Every line that contains the word "District" is to be copied from the listing.
━━ Data in this exercise
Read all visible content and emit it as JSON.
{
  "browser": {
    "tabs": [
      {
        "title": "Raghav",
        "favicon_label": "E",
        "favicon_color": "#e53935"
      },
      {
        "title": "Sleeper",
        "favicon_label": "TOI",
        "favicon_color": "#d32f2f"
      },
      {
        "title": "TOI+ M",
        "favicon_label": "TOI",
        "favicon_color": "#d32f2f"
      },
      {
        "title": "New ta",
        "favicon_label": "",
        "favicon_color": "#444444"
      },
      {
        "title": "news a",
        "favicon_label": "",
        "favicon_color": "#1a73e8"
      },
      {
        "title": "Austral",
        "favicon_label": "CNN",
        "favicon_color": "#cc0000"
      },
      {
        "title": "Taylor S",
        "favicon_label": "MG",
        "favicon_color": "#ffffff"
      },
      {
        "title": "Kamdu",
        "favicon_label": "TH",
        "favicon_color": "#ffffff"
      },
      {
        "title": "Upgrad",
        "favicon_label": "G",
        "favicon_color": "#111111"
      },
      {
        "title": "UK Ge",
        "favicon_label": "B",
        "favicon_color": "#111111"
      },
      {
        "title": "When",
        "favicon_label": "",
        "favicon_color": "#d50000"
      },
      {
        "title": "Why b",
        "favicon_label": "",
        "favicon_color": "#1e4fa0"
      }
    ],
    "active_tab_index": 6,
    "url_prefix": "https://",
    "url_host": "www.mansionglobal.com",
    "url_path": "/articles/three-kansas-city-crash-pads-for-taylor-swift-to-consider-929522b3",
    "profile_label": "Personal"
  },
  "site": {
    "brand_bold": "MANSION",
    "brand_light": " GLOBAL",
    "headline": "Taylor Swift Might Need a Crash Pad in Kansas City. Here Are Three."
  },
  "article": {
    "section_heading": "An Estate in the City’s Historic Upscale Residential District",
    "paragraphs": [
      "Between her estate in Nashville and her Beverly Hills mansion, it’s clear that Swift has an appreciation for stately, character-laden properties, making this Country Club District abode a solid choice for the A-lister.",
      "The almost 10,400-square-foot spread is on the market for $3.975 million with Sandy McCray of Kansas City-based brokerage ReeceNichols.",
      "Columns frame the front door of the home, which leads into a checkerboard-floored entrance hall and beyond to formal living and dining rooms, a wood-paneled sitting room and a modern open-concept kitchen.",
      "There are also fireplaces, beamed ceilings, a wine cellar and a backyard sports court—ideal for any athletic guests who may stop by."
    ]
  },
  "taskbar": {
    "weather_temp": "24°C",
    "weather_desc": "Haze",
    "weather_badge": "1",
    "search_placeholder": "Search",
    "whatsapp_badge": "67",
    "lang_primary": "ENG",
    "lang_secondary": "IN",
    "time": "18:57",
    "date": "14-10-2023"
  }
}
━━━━
[Completed task]
    "section_heading": "An Estate in the City’s Historic Upscale Residential District",
      "Between her estate in Nashville and her Beverly Hills mansion, it’s clear that Swift has an appreciation for stately, character-laden properties, making this Country Club District abode a solid choice for the A-lister.",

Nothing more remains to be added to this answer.